According to the Harvard Business Review’s Guide to Being more Productive, they mention: “Unless you are careful to maintain boundaries, you may start to feel like you’re always at work and losing a place to come home to.” [...]Working right before going to sleep, and looking at a bright screen, reduces the melatonin you need to fall asleep. This means it will be more challenging to get a better quality of sleep[...]”- Fast Company, This Is How Working In Bed Impacts Your Productivity
Want to know why your quality of sleep is key to your wellness goals, you can check out our article: 7 ways sleep can help you lose weight.
We’re not going to tell you to get up and get dressed. If you don’t have meetings that day, wear your underwear, go nude: we don’t care, that’s the freedom of working from home.
Taking breaks is an important boundary to create for both your mental health and your work productivity. The line is now blurred between our home life and our work life right now, so make sure to be extra gentle with yourself. That means knowing it's okay to walk away from your laptop for 15 minutes sporadically before you even feel the pressure to do so.
Whether your partner and you are both working or only one of you it's important to have important discussions about working boundaries. Whether it's you both work in the same room and only catch up when you both happen to be breaking, or if you have your own office area and pretend the other isn't even home. Whether it may be it's important to set boundaries so you don't feel resentment toward your partner interrupting you while you're trying to meet a dead, to show you a funny baby video.
Besides overstepping the boundary between home life and sleep quality, it also displaces your partner if they want to sleep-in or come in for a midday nap. Co-working with your partner means respecting their boundaries as well as yours, and NOT assuming their boundaries are the same as yours. They might not say anything, but I think they’ll appreciate it if you keep the bedroom for sexy-time and rest only.
Look, my boyfriend loves me, but I can tell you right now he’s less than enthused about the prospect of us both working from home full time. He’s used to silent, slow days at home full of coffee-drinking and movie-watching (his actual, enviable job). When I work from home, on the other hand, I’m like a pinball bouncing between the energy levels of a sleepy cartoon rat and a hurricane that drank a Red Bull.” - Sophia Benoit, for Gentlemen’s Quarterly

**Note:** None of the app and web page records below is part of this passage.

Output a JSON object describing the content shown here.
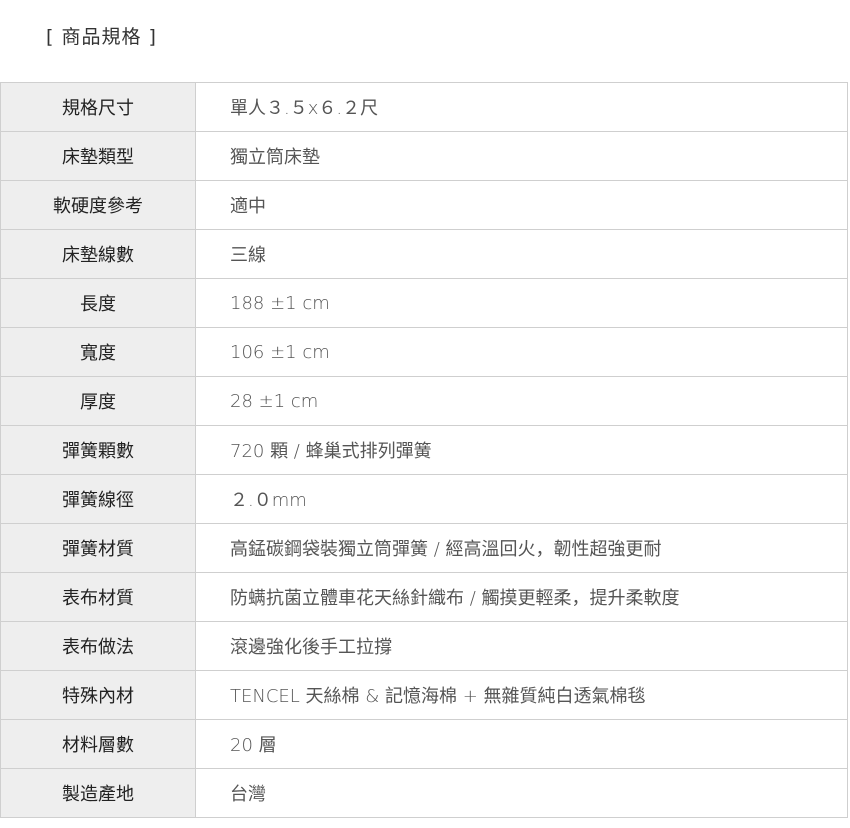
{
  "header": {
    "title": "[ 商品規格 ]"
  },
  "specs": [
    {
      "label": "規格尺寸",
      "value": "單人３.５x６.２尺"
    },
    {
      "label": "床墊類型",
      "value": "獨立筒床墊"
    },
    {
      "label": "軟硬度參考",
      "value": "適中"
    },
    {
      "label": "床墊線數",
      "value": "三線"
    },
    {
      "label": "長度",
      "value": "188 ±1 cm"
    },
    {
      "label": "寬度",
      "value": "106 ±1 cm"
    },
    {
      "label": "厚度",
      "value": "28 ±1 cm"
    },
    {
      "label": "彈簧顆數",
      "value": "720 顆 / 蜂巢式排列彈簧"
    },
    {
      "label": "彈簧線徑",
      "value": "２.０mm"
    },
    {
      "label": "彈簧材質",
      "value": "高錳碳鋼袋裝獨立筒彈簧 / 經高溫回火，韌性超強更耐"
    },
    {
      "label": "表布材質",
      "value": "防螨抗菌立體車花天絲針織布 / 觸摸更輕柔，提升柔軟度"
    },
    {
      "label": "表布做法",
      "value": "滾邊強化後手工拉撐"
    },
    {
      "label": "特殊內材",
      "value": "TENCEL 天絲棉 & 記憶海棉 + 無雜質純白透氣棉毯"
    },
    {
      "label": "材料層數",
      "value": "20 層"
    },
    {
      "label": "製造產地",
      "value": "台灣"
    }
  ]
}
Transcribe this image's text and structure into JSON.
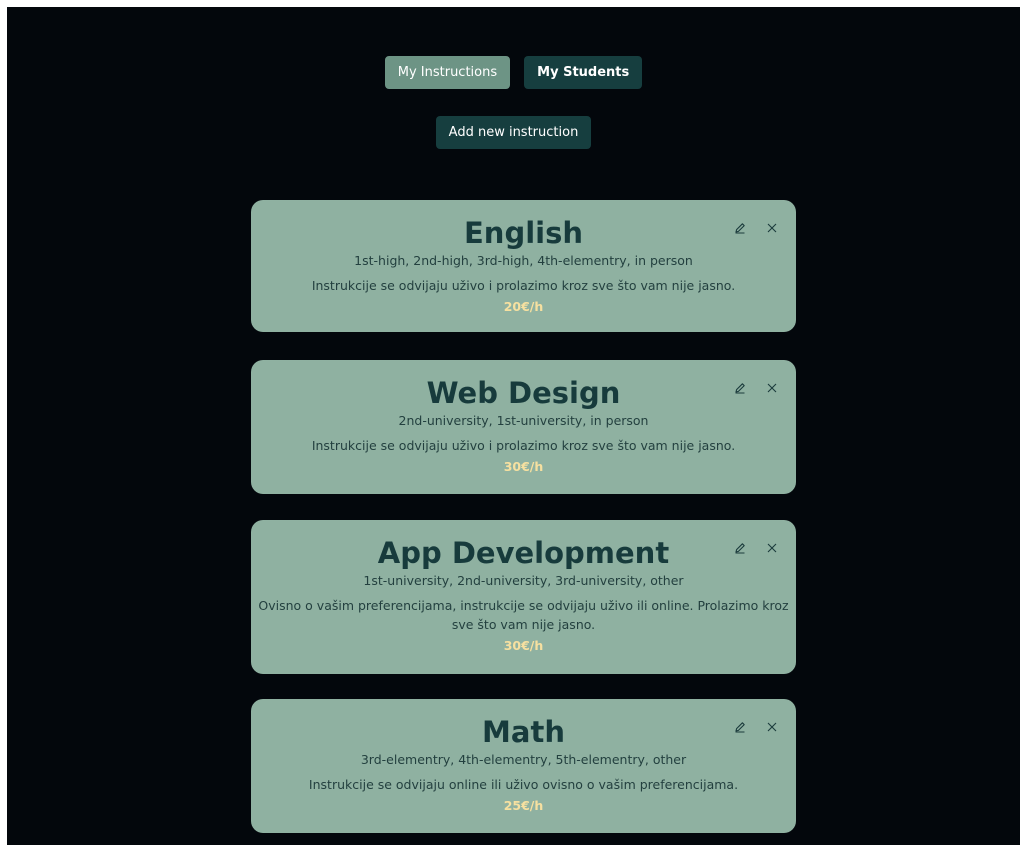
{
  "nav": {
    "my_instructions": "My Instructions",
    "my_students": "My Students",
    "add_new": "Add new instruction"
  },
  "colors": {
    "background": "#03070c",
    "card": "#8fb1a1",
    "active_button": "#6d9485",
    "dark_button": "#163e3f",
    "price": "#f6e0a0",
    "title": "#173b3c"
  },
  "instructions": [
    {
      "subject": "English",
      "levels": "1st-high, 2nd-high, 3rd-high, 4th-elementry, in person",
      "description": "Instrukcije se odvijaju uživo i prolazimo kroz sve što vam nije jasno.",
      "price": "20€/h",
      "edit_icon": "pencil-icon",
      "delete_icon": "close-icon"
    },
    {
      "subject": "Web Design",
      "levels": "2nd-university, 1st-university, in person",
      "description": "Instrukcije se odvijaju uživo i prolazimo kroz sve što vam nije jasno.",
      "price": "30€/h",
      "edit_icon": "pencil-icon",
      "delete_icon": "close-icon"
    },
    {
      "subject": "App Development",
      "levels": "1st-university, 2nd-university, 3rd-university, other",
      "description": "Ovisno o vašim preferencijama, instrukcije se odvijaju uživo ili online. Prolazimo kroz sve što vam nije jasno.",
      "price": "30€/h",
      "edit_icon": "pencil-icon",
      "delete_icon": "close-icon"
    },
    {
      "subject": "Math",
      "levels": "3rd-elementry, 4th-elementry, 5th-elementry, other",
      "description": "Instrukcije se odvijaju online ili uživo ovisno o vašim preferencijama.",
      "price": "25€/h",
      "edit_icon": "pencil-icon",
      "delete_icon": "close-icon"
    }
  ]
}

Share with your partner how you want your at-home work environment to be, and in return listen to what they want theirs to look like. Benoit says,
“Two words: Separate. Workspaces.”
---BCRX Content Creator, Klarrisa Arafa